Under the designation Northrop YA-9A, the company built two prototypes of a single-seat close-support aircraft as the company's submission for the competitive development phase of the USAF's A-X close-support aircraft competition in late 1972. A cantilever high-wing monoplane, powered by two 2722kg thrust Avco Lycoming ALF 502 turbofan engines, the first of the prototypes made its maiden flight on 30 May 1972. In competitive evaluation the YA-9A lost out to the YA-10A by Fairchild Republic.
Both of the A-9s built were passed on to NASA for further tests and were later retired to museums.
The first of only A-9A built, 71-1367, first flew on May 30, 1972 and at the end of its military career was put on display at the Castle Air Force Base Museum, until its move back to Edwards.
Engines: 2 x Lycoming F-102-LD-100, 33.4kN
Max take-off weight: 18160 kg / 40036 lb
Empty weight: 10318 kg / 22747 lb
Wingspan: 17.7 m / 58 ft 1 in
Length: 16.3 m / 53 ft 6 in
Height: 5.2 m / 17 ft 1 in
Wing area: 54.9 sq.m / 590.94 sq ft
Max. speed: 740 km/h / 460 mph
Cruise speed: 740 km/h / 460 mph

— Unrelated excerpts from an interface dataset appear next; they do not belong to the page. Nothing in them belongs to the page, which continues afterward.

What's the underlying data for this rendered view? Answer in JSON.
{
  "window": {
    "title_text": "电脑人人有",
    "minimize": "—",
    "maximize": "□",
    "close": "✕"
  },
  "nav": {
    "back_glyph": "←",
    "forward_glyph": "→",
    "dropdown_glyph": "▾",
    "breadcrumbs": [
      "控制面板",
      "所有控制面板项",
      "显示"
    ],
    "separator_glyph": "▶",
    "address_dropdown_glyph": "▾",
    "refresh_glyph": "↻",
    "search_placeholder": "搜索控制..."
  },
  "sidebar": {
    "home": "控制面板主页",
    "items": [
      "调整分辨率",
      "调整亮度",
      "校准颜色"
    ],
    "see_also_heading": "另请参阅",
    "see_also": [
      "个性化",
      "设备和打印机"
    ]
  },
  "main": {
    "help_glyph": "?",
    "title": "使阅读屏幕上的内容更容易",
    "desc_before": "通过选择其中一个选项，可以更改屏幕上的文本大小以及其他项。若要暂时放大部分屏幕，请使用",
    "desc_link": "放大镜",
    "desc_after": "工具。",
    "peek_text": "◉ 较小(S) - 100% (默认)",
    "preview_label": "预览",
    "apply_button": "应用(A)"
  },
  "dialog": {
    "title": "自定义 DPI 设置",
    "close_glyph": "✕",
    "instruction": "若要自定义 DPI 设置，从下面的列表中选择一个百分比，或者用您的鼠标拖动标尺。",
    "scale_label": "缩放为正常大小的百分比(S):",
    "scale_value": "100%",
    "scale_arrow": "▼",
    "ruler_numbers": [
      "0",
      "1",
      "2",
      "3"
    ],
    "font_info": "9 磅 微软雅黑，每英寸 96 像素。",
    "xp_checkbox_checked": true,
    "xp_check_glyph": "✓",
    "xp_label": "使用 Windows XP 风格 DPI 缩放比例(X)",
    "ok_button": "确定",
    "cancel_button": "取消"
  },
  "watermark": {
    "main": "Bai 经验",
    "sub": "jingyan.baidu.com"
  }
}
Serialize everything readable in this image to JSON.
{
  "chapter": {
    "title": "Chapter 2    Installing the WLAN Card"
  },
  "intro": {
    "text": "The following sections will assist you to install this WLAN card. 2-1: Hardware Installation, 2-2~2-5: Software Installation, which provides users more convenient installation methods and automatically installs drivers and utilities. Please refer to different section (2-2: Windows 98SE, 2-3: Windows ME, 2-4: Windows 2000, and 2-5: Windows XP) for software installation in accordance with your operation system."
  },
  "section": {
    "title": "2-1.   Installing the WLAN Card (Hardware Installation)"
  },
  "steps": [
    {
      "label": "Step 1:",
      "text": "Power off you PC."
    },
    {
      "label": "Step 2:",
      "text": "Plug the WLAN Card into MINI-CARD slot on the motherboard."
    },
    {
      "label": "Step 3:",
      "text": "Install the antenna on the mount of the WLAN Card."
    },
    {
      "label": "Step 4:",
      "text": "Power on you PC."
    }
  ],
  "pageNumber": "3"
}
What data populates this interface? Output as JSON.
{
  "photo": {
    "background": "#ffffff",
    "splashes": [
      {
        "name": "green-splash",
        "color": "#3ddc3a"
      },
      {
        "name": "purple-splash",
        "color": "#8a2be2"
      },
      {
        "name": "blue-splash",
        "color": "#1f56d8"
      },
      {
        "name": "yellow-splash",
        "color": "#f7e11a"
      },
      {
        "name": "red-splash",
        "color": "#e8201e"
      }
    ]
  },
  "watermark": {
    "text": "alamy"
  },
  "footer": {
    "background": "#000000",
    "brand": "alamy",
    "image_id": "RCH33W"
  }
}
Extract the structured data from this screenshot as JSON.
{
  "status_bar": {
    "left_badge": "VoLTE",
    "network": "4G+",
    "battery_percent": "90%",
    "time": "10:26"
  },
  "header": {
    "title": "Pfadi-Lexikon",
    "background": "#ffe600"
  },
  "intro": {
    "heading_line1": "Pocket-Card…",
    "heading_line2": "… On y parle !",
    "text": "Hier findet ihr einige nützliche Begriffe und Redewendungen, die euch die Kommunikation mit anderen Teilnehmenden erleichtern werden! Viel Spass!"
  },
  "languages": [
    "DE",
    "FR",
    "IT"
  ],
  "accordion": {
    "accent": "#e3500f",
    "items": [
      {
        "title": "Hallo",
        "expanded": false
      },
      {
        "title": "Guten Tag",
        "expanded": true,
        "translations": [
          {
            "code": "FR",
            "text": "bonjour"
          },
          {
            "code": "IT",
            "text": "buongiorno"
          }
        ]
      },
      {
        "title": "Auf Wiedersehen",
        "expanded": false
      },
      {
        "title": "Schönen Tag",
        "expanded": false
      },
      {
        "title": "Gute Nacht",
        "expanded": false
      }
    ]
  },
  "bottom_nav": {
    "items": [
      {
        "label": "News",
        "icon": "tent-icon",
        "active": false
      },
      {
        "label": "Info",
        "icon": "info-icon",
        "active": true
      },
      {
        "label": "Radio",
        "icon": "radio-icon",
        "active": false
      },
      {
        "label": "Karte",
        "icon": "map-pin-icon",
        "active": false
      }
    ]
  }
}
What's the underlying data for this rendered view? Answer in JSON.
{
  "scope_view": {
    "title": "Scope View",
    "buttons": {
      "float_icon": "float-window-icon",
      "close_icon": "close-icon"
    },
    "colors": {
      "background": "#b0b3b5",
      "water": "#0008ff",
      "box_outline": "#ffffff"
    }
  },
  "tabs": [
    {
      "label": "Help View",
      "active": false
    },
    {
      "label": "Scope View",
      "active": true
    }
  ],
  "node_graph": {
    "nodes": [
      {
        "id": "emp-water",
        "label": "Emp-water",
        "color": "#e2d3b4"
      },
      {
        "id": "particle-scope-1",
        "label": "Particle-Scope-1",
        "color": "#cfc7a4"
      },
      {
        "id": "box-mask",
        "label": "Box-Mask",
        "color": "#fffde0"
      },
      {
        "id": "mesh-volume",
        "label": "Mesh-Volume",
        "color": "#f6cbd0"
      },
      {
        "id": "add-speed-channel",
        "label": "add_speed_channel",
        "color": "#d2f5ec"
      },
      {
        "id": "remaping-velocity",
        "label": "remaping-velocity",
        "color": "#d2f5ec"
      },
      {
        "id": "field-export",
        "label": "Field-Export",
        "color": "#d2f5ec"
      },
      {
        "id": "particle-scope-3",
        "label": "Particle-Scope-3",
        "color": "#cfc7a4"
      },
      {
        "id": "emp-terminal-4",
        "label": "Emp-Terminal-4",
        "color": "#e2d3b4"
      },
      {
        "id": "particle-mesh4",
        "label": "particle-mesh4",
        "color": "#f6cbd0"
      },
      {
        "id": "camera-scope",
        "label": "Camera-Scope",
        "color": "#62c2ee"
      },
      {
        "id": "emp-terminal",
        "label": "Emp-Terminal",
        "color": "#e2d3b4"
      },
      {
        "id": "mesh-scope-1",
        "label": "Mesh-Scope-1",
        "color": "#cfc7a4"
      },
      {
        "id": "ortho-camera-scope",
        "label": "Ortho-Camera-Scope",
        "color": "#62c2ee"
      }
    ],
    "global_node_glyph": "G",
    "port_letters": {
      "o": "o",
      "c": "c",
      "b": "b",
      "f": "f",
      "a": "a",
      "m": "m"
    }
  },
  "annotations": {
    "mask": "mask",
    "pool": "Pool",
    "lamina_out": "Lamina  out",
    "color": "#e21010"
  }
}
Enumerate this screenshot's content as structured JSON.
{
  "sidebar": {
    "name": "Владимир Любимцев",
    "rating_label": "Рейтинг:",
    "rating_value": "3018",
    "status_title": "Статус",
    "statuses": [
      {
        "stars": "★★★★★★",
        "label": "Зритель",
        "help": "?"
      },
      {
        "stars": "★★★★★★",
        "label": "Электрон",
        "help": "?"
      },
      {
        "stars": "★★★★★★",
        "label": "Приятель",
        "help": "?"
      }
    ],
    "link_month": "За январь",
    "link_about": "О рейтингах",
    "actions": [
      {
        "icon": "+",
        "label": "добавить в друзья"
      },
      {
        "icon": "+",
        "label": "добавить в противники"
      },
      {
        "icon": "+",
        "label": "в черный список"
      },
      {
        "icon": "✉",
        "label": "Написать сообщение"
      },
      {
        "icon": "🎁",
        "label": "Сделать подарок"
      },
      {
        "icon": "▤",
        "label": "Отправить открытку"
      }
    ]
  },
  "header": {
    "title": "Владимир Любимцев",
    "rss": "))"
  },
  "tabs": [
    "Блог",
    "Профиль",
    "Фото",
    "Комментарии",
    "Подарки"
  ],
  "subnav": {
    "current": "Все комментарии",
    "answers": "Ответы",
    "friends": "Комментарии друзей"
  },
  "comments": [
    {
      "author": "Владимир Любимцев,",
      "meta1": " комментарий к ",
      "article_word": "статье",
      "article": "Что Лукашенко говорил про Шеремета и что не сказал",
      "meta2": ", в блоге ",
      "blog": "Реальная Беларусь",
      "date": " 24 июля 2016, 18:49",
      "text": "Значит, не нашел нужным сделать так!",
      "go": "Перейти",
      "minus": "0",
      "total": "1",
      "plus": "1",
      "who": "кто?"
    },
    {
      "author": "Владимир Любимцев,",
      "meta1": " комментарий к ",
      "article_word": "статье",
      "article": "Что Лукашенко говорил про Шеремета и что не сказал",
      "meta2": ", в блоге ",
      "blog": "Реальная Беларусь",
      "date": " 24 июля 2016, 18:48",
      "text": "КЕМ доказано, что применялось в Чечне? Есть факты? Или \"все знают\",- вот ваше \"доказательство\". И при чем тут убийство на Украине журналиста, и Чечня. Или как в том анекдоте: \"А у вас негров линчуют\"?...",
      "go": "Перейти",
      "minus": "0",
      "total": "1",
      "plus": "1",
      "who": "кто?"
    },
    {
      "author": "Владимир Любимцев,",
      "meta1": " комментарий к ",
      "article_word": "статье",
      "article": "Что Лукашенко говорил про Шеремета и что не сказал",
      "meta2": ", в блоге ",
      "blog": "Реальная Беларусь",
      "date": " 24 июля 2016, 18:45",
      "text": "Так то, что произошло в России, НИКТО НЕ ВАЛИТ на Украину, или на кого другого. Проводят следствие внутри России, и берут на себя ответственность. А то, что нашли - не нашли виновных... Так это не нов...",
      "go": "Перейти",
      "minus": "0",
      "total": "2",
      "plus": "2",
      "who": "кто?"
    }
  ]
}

Range w/max.fuel: 4800 km / 2983 miles
Armament: 1 x 30mm machine-guns, 7264kg of bombs and missiles